_Exercise goal:_ Each line below must be set down exactly as it stands.

_Recorded data:_

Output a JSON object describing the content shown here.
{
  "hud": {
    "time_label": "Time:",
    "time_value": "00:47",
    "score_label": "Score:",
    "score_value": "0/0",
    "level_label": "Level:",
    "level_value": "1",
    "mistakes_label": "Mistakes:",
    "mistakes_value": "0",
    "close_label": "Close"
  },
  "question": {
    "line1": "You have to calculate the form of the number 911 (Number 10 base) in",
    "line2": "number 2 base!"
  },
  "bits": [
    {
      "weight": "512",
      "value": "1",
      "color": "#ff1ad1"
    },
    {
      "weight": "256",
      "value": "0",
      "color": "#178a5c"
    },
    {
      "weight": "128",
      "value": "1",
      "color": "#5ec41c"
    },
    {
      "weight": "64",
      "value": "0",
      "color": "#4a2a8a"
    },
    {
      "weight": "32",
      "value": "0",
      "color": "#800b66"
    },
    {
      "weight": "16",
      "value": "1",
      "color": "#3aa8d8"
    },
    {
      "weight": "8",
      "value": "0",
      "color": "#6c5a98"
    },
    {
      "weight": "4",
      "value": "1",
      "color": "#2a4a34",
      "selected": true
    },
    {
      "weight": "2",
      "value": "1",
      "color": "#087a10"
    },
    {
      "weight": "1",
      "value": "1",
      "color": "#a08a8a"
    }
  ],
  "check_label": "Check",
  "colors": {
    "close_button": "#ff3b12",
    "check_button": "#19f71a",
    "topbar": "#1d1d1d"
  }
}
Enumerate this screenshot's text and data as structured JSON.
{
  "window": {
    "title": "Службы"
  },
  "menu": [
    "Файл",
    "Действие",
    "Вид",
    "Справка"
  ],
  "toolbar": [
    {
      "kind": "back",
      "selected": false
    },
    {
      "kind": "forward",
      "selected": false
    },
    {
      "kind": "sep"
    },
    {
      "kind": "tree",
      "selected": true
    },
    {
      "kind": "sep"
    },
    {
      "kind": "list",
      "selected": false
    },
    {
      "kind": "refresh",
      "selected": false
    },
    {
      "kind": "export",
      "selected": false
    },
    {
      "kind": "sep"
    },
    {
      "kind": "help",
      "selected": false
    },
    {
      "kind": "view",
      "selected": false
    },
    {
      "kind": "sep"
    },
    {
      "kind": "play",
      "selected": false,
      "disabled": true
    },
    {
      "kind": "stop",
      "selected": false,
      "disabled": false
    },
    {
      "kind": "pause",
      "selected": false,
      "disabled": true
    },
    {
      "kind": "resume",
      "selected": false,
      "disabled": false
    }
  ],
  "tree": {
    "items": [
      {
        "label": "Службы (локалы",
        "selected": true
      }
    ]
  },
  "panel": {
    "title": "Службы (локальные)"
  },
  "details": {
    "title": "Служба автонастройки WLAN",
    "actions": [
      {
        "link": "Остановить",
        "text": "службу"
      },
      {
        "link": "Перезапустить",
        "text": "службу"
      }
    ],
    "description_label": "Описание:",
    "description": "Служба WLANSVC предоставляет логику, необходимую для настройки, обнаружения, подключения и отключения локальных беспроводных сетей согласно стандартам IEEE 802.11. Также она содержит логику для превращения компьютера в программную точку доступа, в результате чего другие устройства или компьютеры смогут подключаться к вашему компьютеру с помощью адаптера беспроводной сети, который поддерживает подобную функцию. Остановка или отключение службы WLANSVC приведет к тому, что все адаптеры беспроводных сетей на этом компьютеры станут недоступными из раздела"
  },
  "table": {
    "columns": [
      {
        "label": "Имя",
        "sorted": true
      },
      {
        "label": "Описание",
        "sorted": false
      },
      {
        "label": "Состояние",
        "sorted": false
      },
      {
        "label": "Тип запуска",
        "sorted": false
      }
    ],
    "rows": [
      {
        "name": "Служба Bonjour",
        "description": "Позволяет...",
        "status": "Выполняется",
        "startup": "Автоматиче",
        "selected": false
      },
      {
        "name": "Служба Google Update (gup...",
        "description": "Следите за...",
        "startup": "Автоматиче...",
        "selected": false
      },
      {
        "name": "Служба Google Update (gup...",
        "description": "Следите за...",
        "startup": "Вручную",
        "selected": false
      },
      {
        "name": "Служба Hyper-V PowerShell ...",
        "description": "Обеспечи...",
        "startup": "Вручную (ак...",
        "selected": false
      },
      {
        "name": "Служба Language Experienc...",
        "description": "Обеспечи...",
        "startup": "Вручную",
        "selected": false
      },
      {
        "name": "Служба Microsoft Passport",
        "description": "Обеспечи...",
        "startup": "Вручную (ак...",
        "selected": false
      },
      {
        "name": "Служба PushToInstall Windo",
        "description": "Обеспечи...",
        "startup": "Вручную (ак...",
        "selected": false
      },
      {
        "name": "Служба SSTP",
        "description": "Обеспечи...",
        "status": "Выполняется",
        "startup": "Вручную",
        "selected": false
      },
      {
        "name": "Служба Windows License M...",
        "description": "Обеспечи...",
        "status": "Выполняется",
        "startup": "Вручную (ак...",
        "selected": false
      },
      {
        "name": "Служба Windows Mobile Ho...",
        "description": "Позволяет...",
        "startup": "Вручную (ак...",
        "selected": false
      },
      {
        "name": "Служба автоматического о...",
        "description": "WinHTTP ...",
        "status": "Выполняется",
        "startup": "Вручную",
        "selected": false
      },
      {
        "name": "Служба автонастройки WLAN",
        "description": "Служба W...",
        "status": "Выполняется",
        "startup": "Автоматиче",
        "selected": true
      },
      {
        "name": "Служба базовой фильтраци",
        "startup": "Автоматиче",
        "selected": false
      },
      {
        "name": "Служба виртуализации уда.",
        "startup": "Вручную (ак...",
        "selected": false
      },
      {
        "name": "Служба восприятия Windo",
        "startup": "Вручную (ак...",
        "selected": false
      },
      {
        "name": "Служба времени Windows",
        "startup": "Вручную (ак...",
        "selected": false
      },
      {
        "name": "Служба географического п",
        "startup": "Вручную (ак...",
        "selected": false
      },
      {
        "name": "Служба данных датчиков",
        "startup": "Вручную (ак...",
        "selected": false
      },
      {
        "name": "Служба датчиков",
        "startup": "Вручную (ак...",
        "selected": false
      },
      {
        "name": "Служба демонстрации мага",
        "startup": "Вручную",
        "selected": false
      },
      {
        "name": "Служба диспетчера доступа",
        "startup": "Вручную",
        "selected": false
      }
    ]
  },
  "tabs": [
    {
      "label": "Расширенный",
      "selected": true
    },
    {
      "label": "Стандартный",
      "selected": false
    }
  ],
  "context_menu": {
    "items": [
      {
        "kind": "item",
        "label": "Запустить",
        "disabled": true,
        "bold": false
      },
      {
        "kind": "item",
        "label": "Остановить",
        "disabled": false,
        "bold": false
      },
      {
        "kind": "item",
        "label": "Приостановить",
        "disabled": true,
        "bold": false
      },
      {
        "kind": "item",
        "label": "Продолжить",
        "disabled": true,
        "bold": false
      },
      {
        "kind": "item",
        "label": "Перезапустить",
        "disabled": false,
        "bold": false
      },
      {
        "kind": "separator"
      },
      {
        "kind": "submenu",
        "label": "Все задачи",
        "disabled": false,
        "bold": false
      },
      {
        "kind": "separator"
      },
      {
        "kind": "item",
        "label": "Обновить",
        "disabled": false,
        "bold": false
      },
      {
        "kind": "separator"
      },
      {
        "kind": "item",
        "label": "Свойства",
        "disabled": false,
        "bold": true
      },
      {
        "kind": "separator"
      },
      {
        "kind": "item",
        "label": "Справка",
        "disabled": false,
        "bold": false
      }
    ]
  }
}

_Response:_
Output a JSON object describing the content shown here.
{
  "hud": {
    "time_label": "Time:",
    "time_value": "00:47",
    "score_label": "Score:",
    "score_value": "0/0",
    "level_label": "Level:",
    "level_value": "1",
    "mistakes_label": "Mistakes:",
    "mistakes_value": "0",
    "close_label": "Close"
  },
  "question": {
    "line1": "You have to calculate the form of the number 911 (Number 10 base) in",
    "line2": "number 2 base!"
  },
  "bits": [
    {
      "weight": "512",
      "value": "1",
      "color": "#ff1ad1"
    },
    {
      "weight": "256",
      "value": "0",
      "color": "#178a5c"
    },
    {
      "weight": "128",
      "value": "1",
      "color": "#5ec41c"
    },
    {
      "weight": "64",
      "value": "0",
      "color": "#4a2a8a"
    },
    {
      "weight": "32",
      "value": "0",
      "color": "#800b66"
    },
    {
      "weight": "16",
      "value": "1",
      "color": "#3aa8d8"
    },
    {
      "weight": "8",
      "value": "0",
      "color": "#6c5a98"
    },
    {
      "weight": "4",
      "value": "1",
      "color": "#2a4a34",
      "selected": true
    },
    {
      "weight": "2",
      "value": "1",
      "color": "#087a10"
    },
    {
      "weight": "1",
      "value": "1",
      "color": "#a08a8a"
    }
  ],
  "check_label": "Check",
  "colors": {
    "close_button": "#ff3b12",
    "check_button": "#19f71a",
    "topbar": "#1d1d1d"
  }
}
Enumerate this screenshot's text and data as structured JSON.
{
  "window": {
    "title": "Службы"
  },
  "menu": [
    "Файл",
    "Действие",
    "Вид",
    "Справка"
  ],
  "toolbar": [
    {
      "kind": "back",
      "selected": false
    },
    {
      "kind": "forward",
      "selected": false
    },
    {
      "kind": "sep"
    },
    {
      "kind": "tree",
      "selected": true
    },
    {
      "kind": "sep"
    },
    {
      "kind": "list",
      "selected": false
    },
    {
      "kind": "refresh",
      "selected": false
    },
    {
      "kind": "export",
      "selected": false
    },
    {
      "kind": "sep"
    },
    {
      "kind": "help",
      "selected": false
    },
    {
      "kind": "view",
      "selected": false
    },
    {
      "kind": "sep"
    },
    {
      "kind": "play",
      "selected": false,
      "disabled": true
    },
    {
      "kind": "stop",
      "selected": false,
      "disabled": false
    },
    {
      "kind": "pause",
      "selected": false,
      "disabled": true
    },
    {
      "kind": "resume",
      "selected": false,
      "disabled": false
    }
  ],
  "tree": {
    "items": [
      {
        "label": "Службы (локалы",
        "selected": true
      }
    ]
  },
  "panel": {
    "title": "Службы (локальные)"
  },
  "details": {
    "title": "Служба автонастройки WLAN",
    "actions": [
      {
        "link": "Остановить",
        "text": "службу"
      },
      {
        "link": "Перезапустить",
        "text": "службу"
      }
    ],
    "description_label": "Описание:",
    "description": "Служба WLANSVC предоставляет логику, необходимую для настройки, обнаружения, подключения и отключения локальных беспроводных сетей согласно стандартам IEEE 802.11. Также она содержит логику для превращения компьютера в программную точку доступа, в результате чего другие устройства или компьютеры смогут подключаться к вашему компьютеру с помощью адаптера беспроводной сети, который поддерживает подобную функцию. Остановка или отключение службы WLANSVC приведет к тому, что все адаптеры беспроводных сетей на этом компьютеры станут недоступными из раздела"
  },
  "table": {
    "columns": [
      {
        "label": "Имя",
        "sorted": true
      },
      {
        "label": "Описание",
        "sorted": false
      },
      {
        "label": "Состояние",
        "sorted": false
      },
      {
        "label": "Тип запуска",
        "sorted": false
      }
    ],
    "rows": [
      {
        "name": "Служба Bonjour",
        "description": "Позволяет...",
        "status": "Выполняется",
        "startup": "Автоматиче",
        "selected": false
      },
      {
        "name": "Служба Google Update (gup...",
        "description": "Следите за...",
        "startup": "Автоматиче...",
        "selected": false
      },
      {
        "name": "Служба Google Update (gup...",
        "description": "Следите за...",
        "startup": "Вручную",
        "selected": false
      },
      {
        "name": "Служба Hyper-V PowerShell ...",
        "description": "Обеспечи...",
        "startup": "Вручную (ак...",
        "selected": false
      },
      {
        "name": "Служба Language Experienc...",
        "description": "Обеспечи...",
        "startup": "Вручную",
        "selected": false
      },
      {
        "name": "Служба Microsoft Passport",
        "description": "Обеспечи...",
        "startup": "Вручную (ак...",
        "selected": false
      },
      {
        "name": "Служба PushToInstall Windo",
        "description": "Обеспечи...",
        "startup": "Вручную (ак...",
        "selected": false
      },
      {
        "name": "Служба SSTP",
        "description": "Обеспечи...",
        "status": "Выполняется",
        "startup": "Вручную",
        "selected": false
      },
      {
        "name": "Служба Windows License M...",
        "description": "Обеспечи...",
        "status": "Выполняется",
        "startup": "Вручную (ак...",
        "selected": false
      },
      {
        "name": "Служба Windows Mobile Ho...",
        "description": "Позволяет...",
        "startup": "Вручную (ак...",
        "selected": false
      },
      {
        "name": "Служба автоматического о...",
        "description": "WinHTTP ...",
        "status": "Выполняется",
        "startup": "Вручную",
        "selected": false
      },
      {
        "name": "Служба автонастройки WLAN",
        "description": "Служба W...",
        "status": "Выполняется",
        "startup": "Автоматиче",
        "selected": true
      },
      {
        "name": "Служба базовой фильтраци",
        "startup": "Автоматиче",
        "selected": false
      },
      {
        "name": "Служба виртуализации уда.",
        "startup": "Вручную (ак...",
        "selected": false
      },
      {
        "name": "Служба восприятия Windo",
        "startup": "Вручную (ак...",
        "selected": false
      },
      {
        "name": "Служба времени Windows",
        "startup": "Вручную (ак...",
        "selected": false
      },
      {
        "name": "Служба географического п",
        "startup": "Вручную (ак...",
        "selected": false
      },
      {
        "name": "Служба данных датчиков",
        "startup": "Вручную (ак...",
        "selected": false
      },
      {
        "name": "Служба датчиков",
        "startup": "Вручную (ак...",
        "selected": false
      },
      {
        "name": "Служба демонстрации мага",
        "startup": "Вручную",
        "selected": false
      },
      {
        "name": "Служба диспетчера доступа",
        "startup": "Вручную",
        "selected": false
      }
    ]
  },
  "tabs": [
    {
      "label": "Расширенный",
      "selected": true
    },
    {
      "label": "Стандартный",
      "selected": false
    }
  ],
  "context_menu": {
    "items": [
      {
        "kind": "item",
        "label": "Запустить",
        "disabled": true,
        "bold": false
      },
      {
        "kind": "item",
        "label": "Остановить",
        "disabled": false,
        "bold": false
      },
      {
        "kind": "item",
        "label": "Приостановить",
        "disabled": true,
        "bold": false
      },
      {
        "kind": "item",
        "label": "Продолжить",
        "disabled": true,
        "bold": false
      },
      {
        "kind": "item",
        "label": "Перезапустить",
        "disabled": false,
        "bold": false
      },
      {
        "kind": "separator"
      },
      {
        "kind": "submenu",
        "label": "Все задачи",
        "disabled": false,
        "bold": false
      },
      {
        "kind": "separator"
      },
      {
        "kind": "item",
        "label": "Обновить",
        "disabled": false,
        "bold": false
      },
      {
        "kind": "separator"
      },
      {
        "kind": "item",
        "label": "Свойства",
        "disabled": false,
        "bold": true
      },
      {
        "kind": "separator"
      },
      {
        "kind": "item",
        "label": "Справка",
        "disabled": false,
        "bold": false
      }
    ]
  }
}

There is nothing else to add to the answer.